  • 2008: Deborah R. Coen, Vienna in the Age of Uncertainty: Science, Liberalism, and Private Life (University of Chicago Press, 2007)
  • 2006: Alison Flieg Frank, Oil Empire: Visions of Prosperity in Austrian Galicia (Harvard University Press, 2005)
  • 2004: Gitta Honegger, Thomas Bernhard: The Making of an Austrian (Yale University Press, 2001)
  • 2002: Paula Sutter Fichtner, Emperor Maximilian II (Yale University Press, 2001)
  • 2001: Dr. Evan Burr Bukey, Hitler's Austria: Popular Sentiment in the Nazi Era, 1938-45 (University of North Carolina Press, 2000)
  • 2000: Dr. Eve Blau, The Architecture of Red Vienna, 1919-1934 (MIT Press, 1999)
  • 1999: Louis Rose, The Freudian Calling: Early Viennese Psychoanalysis and the Pursuit of Cultural Science (Wayne State University Press, 1998)
  • 1998: Pieter Judson, Exclusive Revolutionaries: Liberal Politics, Social Experience, and National Identity in the Austrian Empire, 1848-1918 (University of Michigan Press, 1996)
  • 1996-97: Robert Rotenberg, Landscape and Power in Vienna (Johns Hopkins University Press, 1995)
  • 1995-96: Franz A. J. Szabo, Kaunitz and Enlightened Absolutism, 1758-1780 (Cambridge University Press, 1994)
  • 1994-95: Sander Gilman, Freud, Race, and Gender (Princeton University Press, 1993)
  • 1993-94: Bruce F. Pauley, From Prejudice to Persecution: A History of Austrian Anti-Semitism (University of North Carolina Press, 1992)
  • 1992-93: Carl Dolmetsch, "Our Famous Guest": Mark Twain in Vienna (University of Georgia Press, 1992)
  • 1991-92: Helmut Gruber, Red Vienna: Experiment in Working-Class Culture, 1919-1934 (Oxford University Press, 1991)
  • 1990-91: John Komlos, Nutrition and Economic Development in the Eighteenth Century Habsburg Monarchy: An Anthropometric History (Princeton University Press, 1989)

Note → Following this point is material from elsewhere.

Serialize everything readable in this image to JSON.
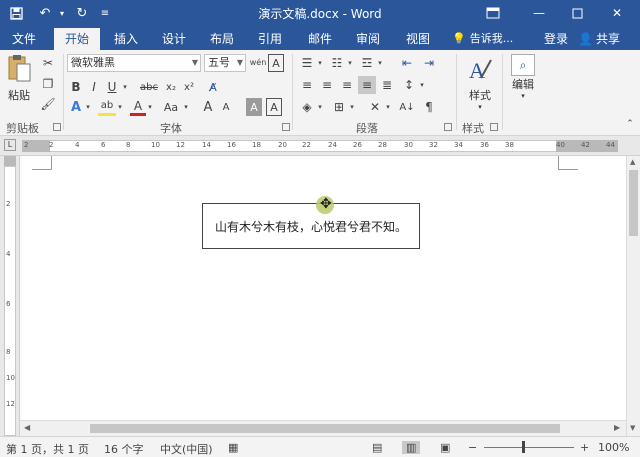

ACF Article Prize

  • 1989: Harry Ritter, "Progressive Historians and the Historical Imagination in Austria: Heinrich Friedjung and Richard Charmatz," Austrian History Yearbook 19-20, no. 1 (1983-1984): 45-90.

* (Note: this AHY volume was actually published in 1988.)